However, almost all capacitive based sensing systems predominantly rely on changes in the physical geometry – area, distance, and the material’s capacitive ability described by the amount of charge it can store.
A touch sensor is one of the most common capacitive based sensors in an IoT system. A smartphone uses a touch screen consisting of numerous touch sensors. Essentially, it is a pressure sensor that detects the pressure/force from physical touch.
When the screen is stimulated by physical touch, the pressure exerted changes the area or/and distance, which triggers a change in the value of the capacitance underneath the screen.
This change in capacitance acts like an electrical switch that drives an electrical signal to the next stage. Fig 3 illustrates the working of a touch sensor.
Similar to the resistive based sensing systems that use Ohm’s Law, capacitive based systems have their own unique relation that maps a change in the electrical capacitance to voltage and current. Unfortunately, the mathematical equation is beyond the scope of this article.
Capacitive vs. Resistive Sensing
In resistive-sensing, some physical quantities like light and temperature, require a special type of material. This is a boon and a bane! On one side, the resistance variation is unique to the quantity being measured. But on the other side, this uniqueness requires an entirely different measuring/sensing procedure.
Instead, most capacitive based sensing systems maintain a uniform sensing procedure as the change is primarily due to variations in physical geometry. Moreover, they are relatively new compared to its resistive counterpart and are currently limited to sensing mechanical systems using MEMS technology.
I hope I was able to explain the working of some of the commonly used sensors in IoT systems. Moreover, sensor design fabrication is only one part of an IoT. The system has to effectively process the received data and provide application-centric results by catering to the user requirements.
As it stands now, IoT sensors have penetrated the manufacturing industry and automated most manual operations leading to an entirely new branch called The Industrial IoT (IIOT).

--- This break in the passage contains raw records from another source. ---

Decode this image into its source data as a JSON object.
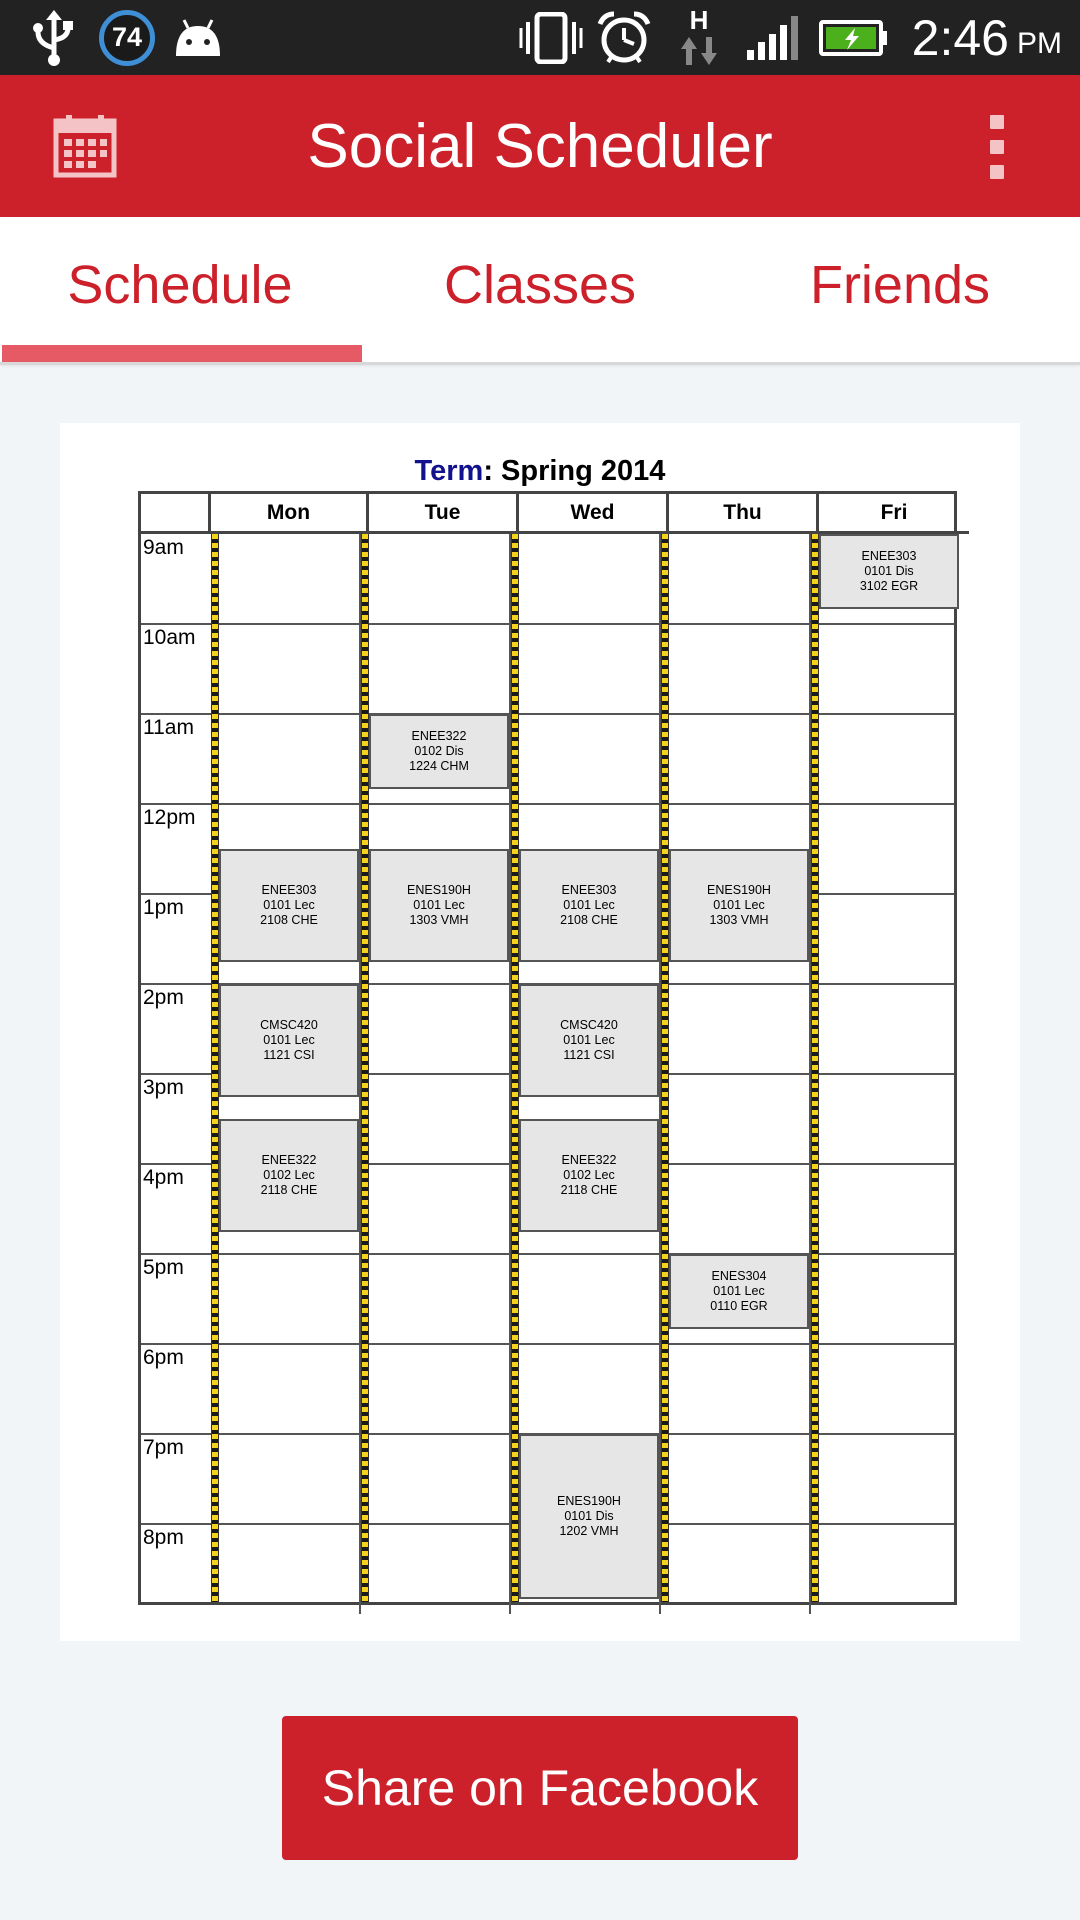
{
  "status_bar": {
    "battery_percent": "74",
    "time": "2:46",
    "ampm": "PM",
    "icons": [
      "usb-icon",
      "battery-circle-icon",
      "android-icon",
      "vibrate-icon",
      "alarm-icon",
      "hsdpa-icon",
      "signal-icon",
      "battery-charging-icon"
    ],
    "network_label": "H"
  },
  "action_bar": {
    "title": "Social Scheduler",
    "color": "#cc202a",
    "icons": [
      "calendar-icon",
      "overflow-menu-icon"
    ]
  },
  "tabs": [
    {
      "label": "Schedule",
      "selected": true
    },
    {
      "label": "Classes",
      "selected": false
    },
    {
      "label": "Friends",
      "selected": false
    }
  ],
  "schedule": {
    "term_label": "Term",
    "term_value": "Spring 2014",
    "days": [
      "Mon",
      "Tue",
      "Wed",
      "Thu",
      "Fri"
    ],
    "times": [
      "9am",
      "10am",
      "11am",
      "12pm",
      "1pm",
      "2pm",
      "3pm",
      "4pm",
      "5pm",
      "6pm",
      "7pm",
      "8pm"
    ],
    "events": [
      {
        "course": "ENEE303",
        "section": "0101 Dis",
        "room": "3102 EGR",
        "day": "Fri",
        "start": "9:00",
        "end": "9:50"
      },
      {
        "course": "ENEE322",
        "section": "0102 Dis",
        "room": "1224 CHM",
        "day": "Tue",
        "start": "11:00",
        "end": "11:50"
      },
      {
        "course": "ENEE303",
        "section": "0101 Lec",
        "room": "2108 CHE",
        "day": "Mon",
        "start": "12:30",
        "end": "13:45"
      },
      {
        "course": "ENES190H",
        "section": "0101 Lec",
        "room": "1303 VMH",
        "day": "Tue",
        "start": "12:30",
        "end": "13:45"
      },
      {
        "course": "ENEE303",
        "section": "0101 Lec",
        "room": "2108 CHE",
        "day": "Wed",
        "start": "12:30",
        "end": "13:45"
      },
      {
        "course": "ENES190H",
        "section": "0101 Lec",
        "room": "1303 VMH",
        "day": "Thu",
        "start": "12:30",
        "end": "13:45"
      },
      {
        "course": "CMSC420",
        "section": "0101 Lec",
        "room": "1121 CSI",
        "day": "Mon",
        "start": "14:00",
        "end": "15:15"
      },
      {
        "course": "CMSC420",
        "section": "0101 Lec",
        "room": "1121 CSI",
        "day": "Wed",
        "start": "14:00",
        "end": "15:15"
      },
      {
        "course": "ENEE322",
        "section": "0102 Lec",
        "room": "2118 CHE",
        "day": "Mon",
        "start": "15:30",
        "end": "16:45"
      },
      {
        "course": "ENEE322",
        "section": "0102 Lec",
        "room": "2118 CHE",
        "day": "Wed",
        "start": "15:30",
        "end": "16:45"
      },
      {
        "course": "ENES304",
        "section": "0101 Lec",
        "room": "0110 EGR",
        "day": "Thu",
        "start": "17:00",
        "end": "17:50"
      },
      {
        "course": "ENES190H",
        "section": "0101 Dis",
        "room": "1202 VMH",
        "day": "Wed",
        "start": "19:00",
        "end": "20:50"
      }
    ]
  },
  "share_button_label": "Share on Facebook"
}
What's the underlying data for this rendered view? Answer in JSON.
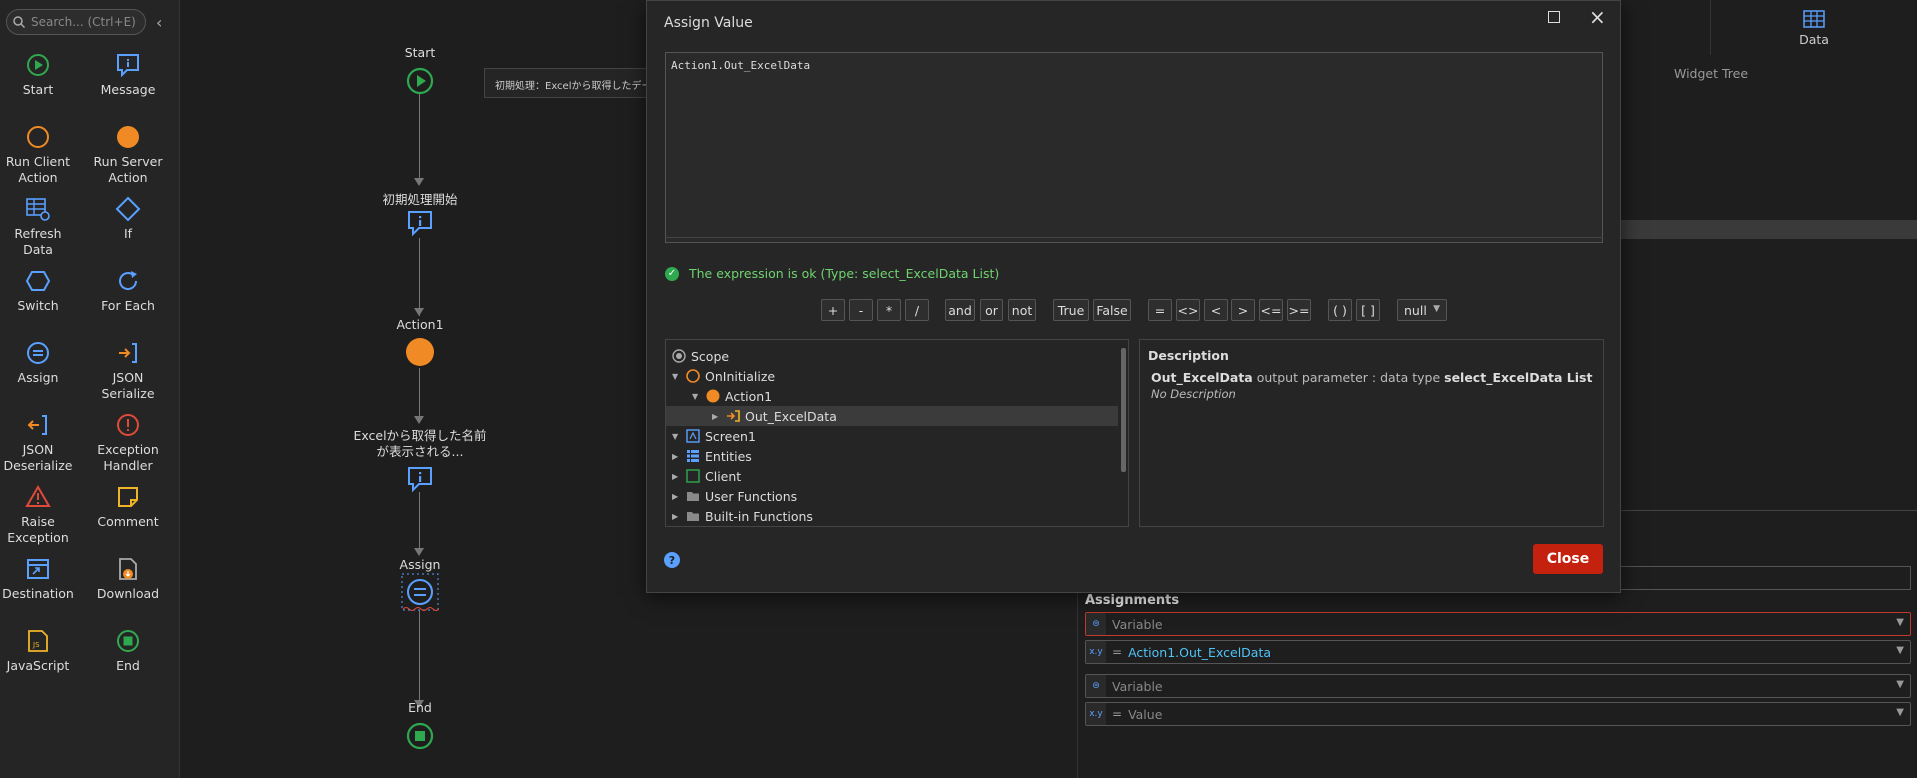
{
  "toolbox": {
    "search_placeholder": "Search... (Ctrl+E)",
    "tools": [
      {
        "label": "Start"
      },
      {
        "label": "Message"
      },
      {
        "label": "Run Client Action"
      },
      {
        "label": "Run Server Action"
      },
      {
        "label": "Refresh Data"
      },
      {
        "label": "If"
      },
      {
        "label": "Switch"
      },
      {
        "label": "For Each"
      },
      {
        "label": "Assign"
      },
      {
        "label": "JSON Serialize"
      },
      {
        "label": "JSON Deserialize"
      },
      {
        "label": "Exception Handler"
      },
      {
        "label": "Raise Exception"
      },
      {
        "label": "Comment"
      },
      {
        "label": "Destination"
      },
      {
        "label": "Download"
      },
      {
        "label": "JavaScript"
      },
      {
        "label": "End"
      }
    ]
  },
  "flow": {
    "nodes": [
      {
        "label": "Start"
      },
      {
        "label": "初期処理開始"
      },
      {
        "label": "Action1"
      },
      {
        "label": "Excelから取得した名前が表示される..."
      },
      {
        "label": "Assign"
      },
      {
        "label": "End"
      }
    ],
    "comment": "初期処理：Excelから取得したデー"
  },
  "right_panel": {
    "data_tab": "Data",
    "widget_tree": "Widget Tree",
    "assignments_title": "Assignments",
    "assignments": [
      {
        "variable": "Variable",
        "value": "Action1.Out_ExcelData"
      },
      {
        "variable": "Variable",
        "value": "Value"
      }
    ]
  },
  "dialog": {
    "title": "Assign Value",
    "expression": "Action1.Out_ExcelData",
    "status": "The expression is ok (Type: select_ExcelData List)",
    "operators": [
      "+",
      "-",
      "*",
      "/",
      "and",
      "or",
      "not",
      "True",
      "False",
      "=",
      "<>",
      "<",
      ">",
      "<=",
      ">=",
      "( )",
      "[ ]",
      "null"
    ],
    "tree": [
      {
        "label": "Scope"
      },
      {
        "label": "OnInitialize"
      },
      {
        "label": "Action1"
      },
      {
        "label": "Out_ExcelData"
      },
      {
        "label": "Screen1"
      },
      {
        "label": "Entities"
      },
      {
        "label": "Client"
      },
      {
        "label": "User Functions"
      },
      {
        "label": "Built-in Functions"
      }
    ],
    "description": {
      "title": "Description",
      "name": "Out_ExcelData",
      "text": "output parameter : data type",
      "type": "select_ExcelData List",
      "detail": "No Description"
    },
    "close_label": "Close"
  },
  "colors": {
    "accent": "#5aa0ff",
    "start_green": "#2fa94f",
    "action_orange": "#f08a24",
    "close_red": "#c4220f",
    "error_red": "#c0392b"
  }
}
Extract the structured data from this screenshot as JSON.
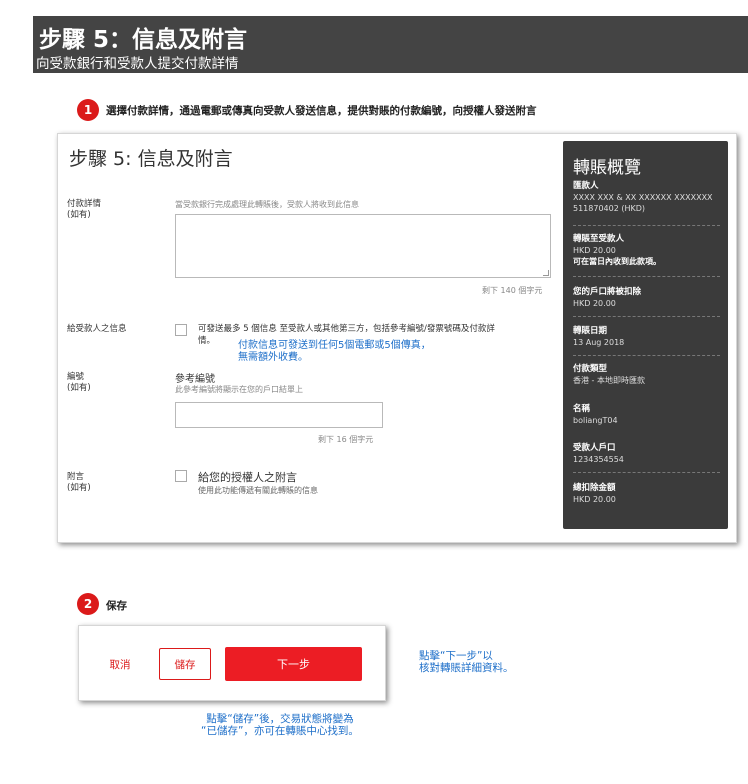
{
  "banner": {
    "title": "步驟 5：信息及附言",
    "subtitle": "向受款銀行和受款人提交付款詳情"
  },
  "step1": {
    "number": "1",
    "text": "選擇付款詳情，通過電郵或傳真向受款人發送信息，提供對賬的付款編號，向授權人發送附言"
  },
  "form": {
    "title": "步驟 5: 信息及附言",
    "payment_details": {
      "label": "付款詳情",
      "optional": "(如有)",
      "hint": "當受款銀行完成處理此轉賬後，受款人將收到此信息",
      "value": "",
      "remaining": "剩下 140 個字元"
    },
    "payee_message": {
      "label": "給受款人之信息",
      "checkbox_text_1": "可發送最多 5 個信息 至受款人或其他第三方，包括參考編號/發票號碼及付款詳",
      "checkbox_text_2": "情。",
      "note_1": "付款信息可發送到任何5個電郵或5個傳真，",
      "note_2": "無需額外收費。"
    },
    "reference": {
      "label": "編號",
      "optional": "(如有)",
      "heading": "參考編號",
      "hint": "此參考編號將顯示在您的戶口結單上",
      "value": "",
      "remaining": "剩下 16 個字元"
    },
    "attachment": {
      "label": "附言",
      "optional": "(如有)",
      "heading": "給您的授權人之附言",
      "hint": "使用此功能傳遞有關此轉賬的信息"
    }
  },
  "summary": {
    "title": "轉賬概覽",
    "items": [
      {
        "label": "匯款人",
        "value1": "XXXX XXX & XX XXXXXX XXXXXXX",
        "value2": "511870402 (HKD)"
      },
      {
        "label": "轉賬至受款人",
        "value1": "HKD 20.00",
        "value2": "可在當日內收到此款項。"
      },
      {
        "label": "您的戶口將被扣除",
        "value1": "HKD 20.00"
      },
      {
        "label": "轉賬日期",
        "value1": "13 Aug 2018"
      },
      {
        "label": "付款類型",
        "value1": "香港 - 本地即時匯款"
      },
      {
        "label": "名稱",
        "value1": "boliangT04"
      },
      {
        "label": "受款人戶口",
        "value1": "1234354554"
      },
      {
        "label": "總扣除金額",
        "value1": "HKD 20.00"
      }
    ]
  },
  "step2": {
    "number": "2",
    "text": "保存"
  },
  "buttons": {
    "cancel": "取消",
    "save": "儲存",
    "next": "下一步"
  },
  "callouts": {
    "next_1": "點擊“下一步”以",
    "next_2": "核對轉賬詳細資料。",
    "save_1": "點擊“儲存”後，交易狀態將變為",
    "save_2": "“已儲存”，亦可在轉賬中心找到。"
  },
  "colors": {
    "accent_red": "#ec1d24",
    "banner_bg": "#444444",
    "summary_bg": "#3b3b3b",
    "note_blue": "#1e6fc9"
  }
}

Unlike personal computers and smartphones, the IoT technology is yet to enforce a dramatic transformation in our lives. Until then, the entire IoT ecosystem needs to continue evolving.